Typical symptoms are formation of galls on the trunk; however, these galls can be very small and may form under the bark.
For that reason, crown gall could be mistakenly identified as a nutrient deficiency, as red leaves resulting from the stressed vascular system are readily visible. Other wounding events, such as physical damage to the trunk by hitting it with equipment such as line trimmers, can also encourage the infection by R. vitis.
As with virus diseases, crown gall-infected vines are infected for life, because crown gall bacterium is a systemic pathogen.
Thus, management of crown gall is very difficult. Obtain clean plant materials and make sure to select varieties that suit your site.
Cold-tender varieties, such as Merlot and Tanat, tend to have higher risk of crown gall than many others.
Moreover, stressed vines tend to be more sensitive to cold, so proper viticultural practices such as site selection, crop load and foliar disease management can lower the risk of crown gall.
Having multiple trunks from above the graft union and hilling up to cover the graft unions during the winter months are other preventative strategies.
Assessment of suspicious vines
It can be very difficult to accurately identify the cause of red leaves. Virus testing is expensive, so the first recommendation is to inspect trunks for integrity and then perform petiole analysis.
If trunk diseases and nutrient deficiencies are ruled out, samples should be sent for virus testing. •
– by Hemant Gohil, Gary C. Pavlis, Daniel Ward and Mizuho Nita
Gohil and Pavlis are agricultural agents for Gloucester and Atlantic counties, respectively, in New Jersey. Ward is an Extension specialist in pomology for Rutgers University.
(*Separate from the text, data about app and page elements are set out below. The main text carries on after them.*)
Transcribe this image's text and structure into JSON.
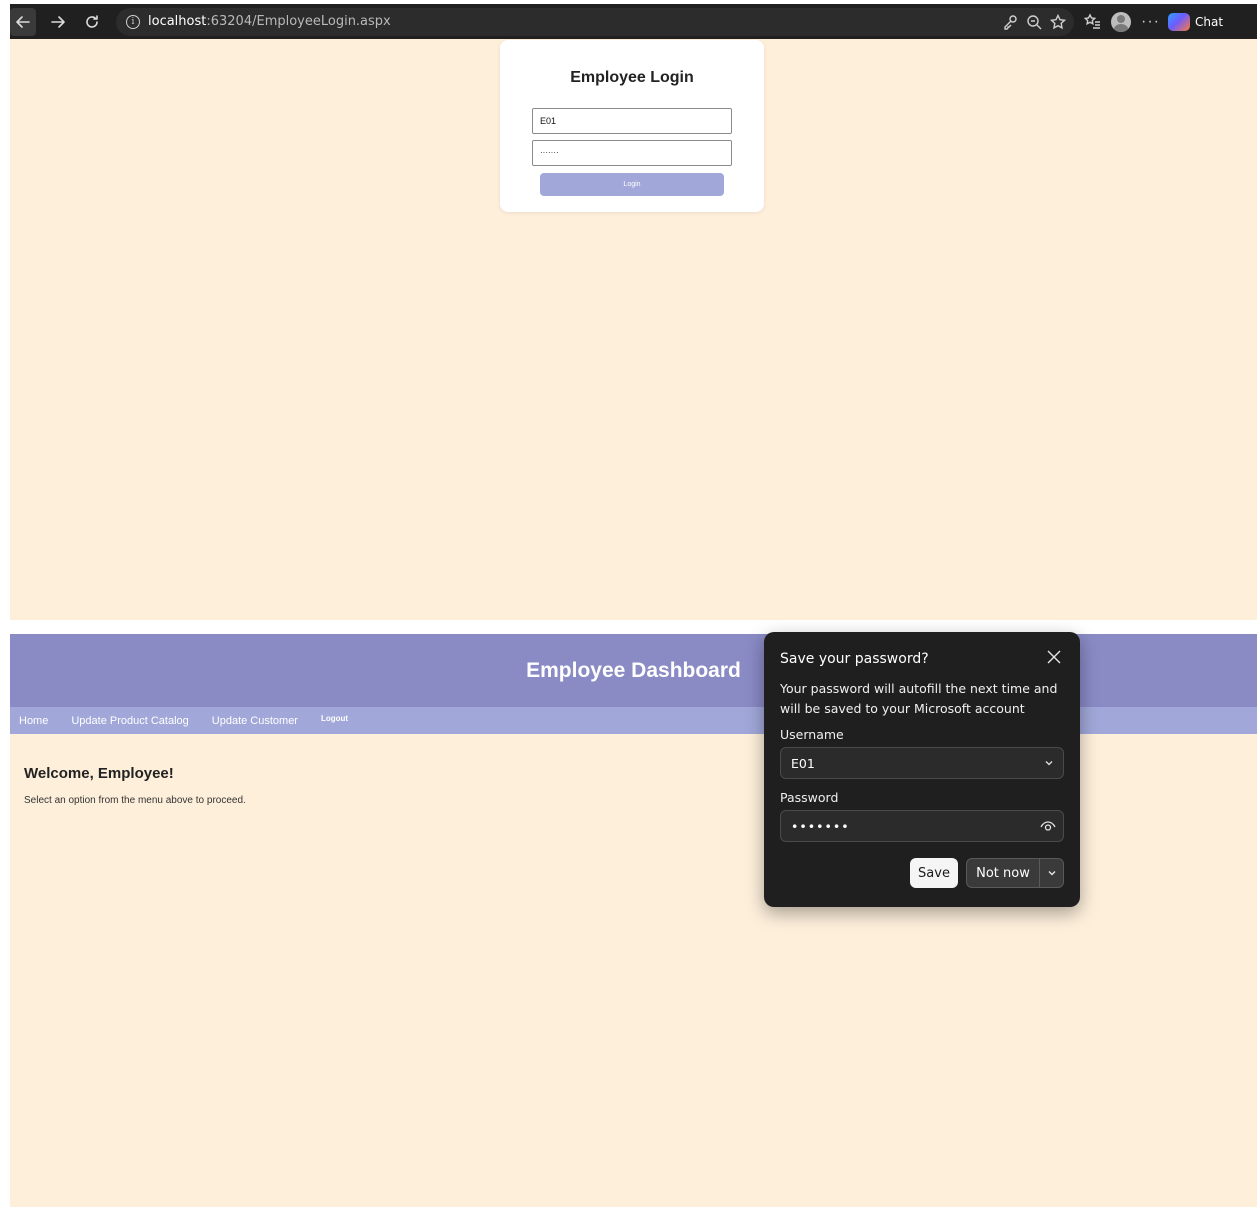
{
  "browser": {
    "url_host": "localhost",
    "url_path": ":63204/EmployeeLogin.aspx",
    "chat_label": "Chat",
    "more_label": "···"
  },
  "login": {
    "title": "Employee Login",
    "username_value": "E01",
    "password_mask": "·······",
    "button_label": "Login"
  },
  "dashboard": {
    "title": "Employee Dashboard",
    "menu": [
      "Home",
      "Update Product Catalog",
      "Update Customer",
      "Logout"
    ],
    "welcome": "Welcome, Employee!",
    "subtitle": "Select an option from the menu above to proceed."
  },
  "password_popup": {
    "title": "Save your password?",
    "description": "Your password will autofill the next time and will be saved to your Microsoft account",
    "username_label": "Username",
    "username_value": "E01",
    "password_label": "Password",
    "password_mask": "•••••••",
    "save_label": "Save",
    "not_now_label": "Not now"
  },
  "colors": {
    "page_bg": "#feefdb",
    "header_bg": "#8a8ac5",
    "menu_bg": "#a1a8d9",
    "popup_bg": "#1f1f1f"
  }
}
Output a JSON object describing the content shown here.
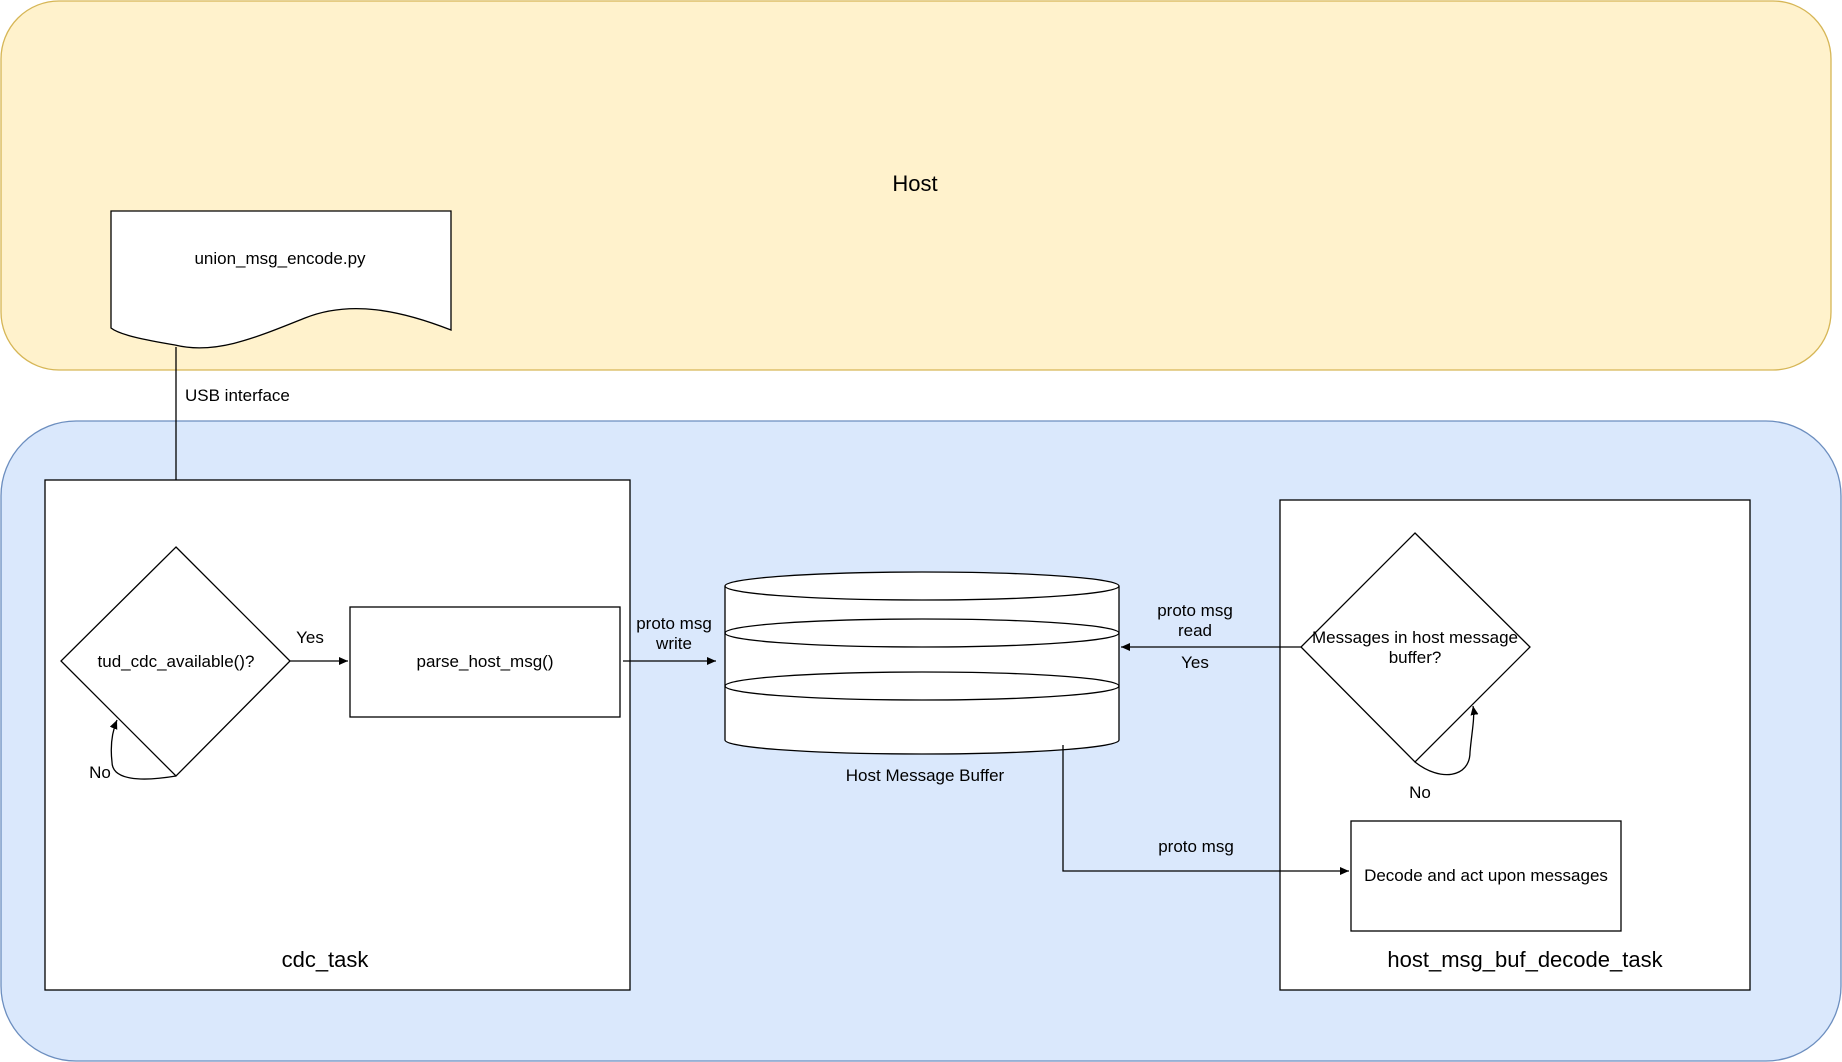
{
  "colors": {
    "host_fill": "#FFF2CC",
    "host_stroke": "#D6B656",
    "device_fill": "#DAE8FC",
    "device_stroke": "#6C8EBF",
    "shape_fill": "#FFFFFF",
    "line": "#000000"
  },
  "host": {
    "title": "Host",
    "script_file": "union_msg_encode.py"
  },
  "usb_label": "USB interface",
  "cdc_task": {
    "title": "cdc_task",
    "decision": "tud_cdc_available()?",
    "yes_label": "Yes",
    "no_label": "No",
    "process": "parse_host_msg()"
  },
  "write_label_1": "proto msg",
  "write_label_2": "write",
  "buffer": {
    "label": "Host Message Buffer"
  },
  "decode_task": {
    "title": "host_msg_buf_decode_task",
    "decision_line_1": "Messages in host message",
    "decision_line_2": "buffer?",
    "yes_label": "Yes",
    "no_label": "No",
    "process": "Decode and act upon messages"
  },
  "read_label_1": "proto msg",
  "read_label_2": "read",
  "msg_label": "proto msg"
}
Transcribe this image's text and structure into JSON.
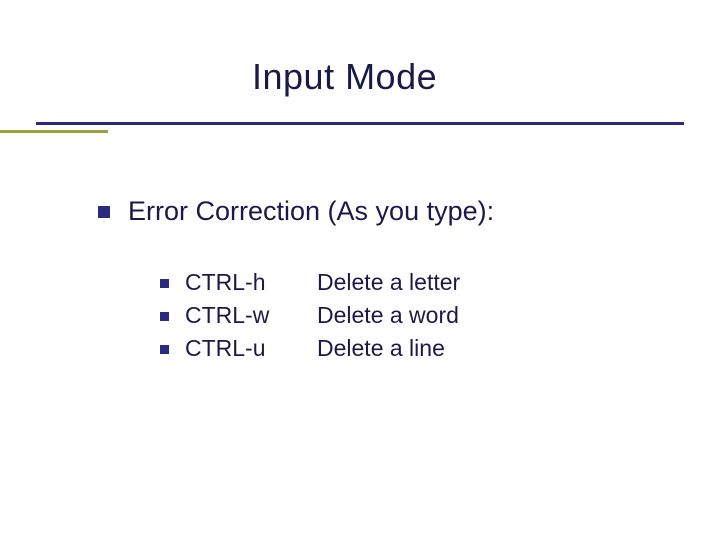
{
  "title": "Input Mode",
  "section": "Error Correction (As you type):",
  "shortcuts": [
    {
      "key": "CTRL-h",
      "desc": "Delete a letter"
    },
    {
      "key": "CTRL-w",
      "desc": "Delete a word"
    },
    {
      "key": "CTRL-u",
      "desc": "Delete a line"
    }
  ]
}
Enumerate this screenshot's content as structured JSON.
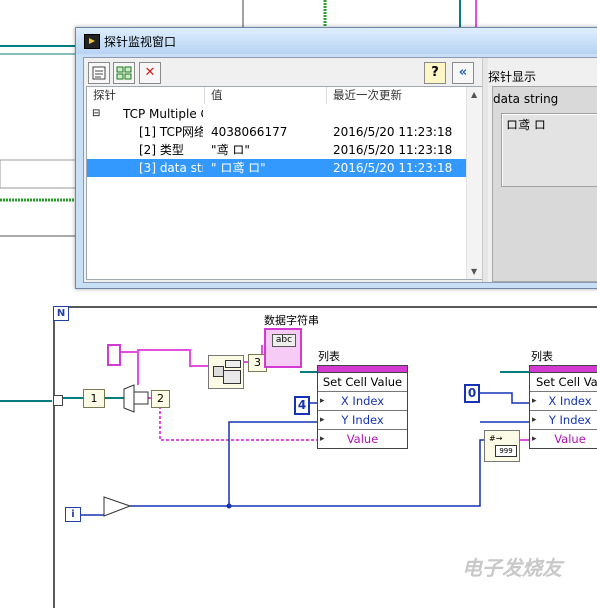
{
  "probe_window": {
    "title": "探针监视窗口",
    "side_label": "探针显示",
    "columns": [
      "探针",
      "值",
      "最近一次更新"
    ],
    "tree": {
      "root": "TCP Multiple C",
      "rows": [
        {
          "name": "[1] TCP网络",
          "value": "4038066177",
          "updated": "2016/5/20 11:23:18",
          "selected": false
        },
        {
          "name": "[2] 类型",
          "value": "\"鸢 ロ\"",
          "updated": "2016/5/20 11:23:18",
          "selected": false
        },
        {
          "name": "[3] data str",
          "value": "\"   ロ鸢 ロ\"",
          "updated": "2016/5/20 11:23:18",
          "selected": true
        }
      ]
    },
    "display": {
      "title": "data string",
      "value": "ロ鸢 ロ"
    },
    "toolbar_icons": [
      "new-probe-icon",
      "add-probe-icon",
      "delete-probe-icon",
      "help-icon",
      "collapse-icon"
    ]
  },
  "diagram": {
    "loop_label": "N",
    "iteration_label": "i",
    "index_1": "1",
    "index_2": "2",
    "index_3": "3",
    "data_string_label": "数据字符串",
    "list_label_1": "列表",
    "list_label_2": "列表",
    "const_4": "4",
    "const_0": "0",
    "property_node_1": {
      "rows": [
        "Set Cell Value",
        "X Index",
        "Y Index",
        "Value"
      ]
    },
    "property_node_2": {
      "rows": [
        "Set Cell Va",
        "X Index",
        "Y Index",
        "Value"
      ]
    },
    "string_indicator": "abc",
    "colors": {
      "wire_int": "#1633b3",
      "wire_string": "#e24ee2",
      "wire_cluster": "#087c7c",
      "wire_green": "#2aa02a"
    }
  },
  "watermark": "电子发烧友"
}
Nita is an assistant professor and Extension grape pathologist for Virginia Polytechnic Institute and State University.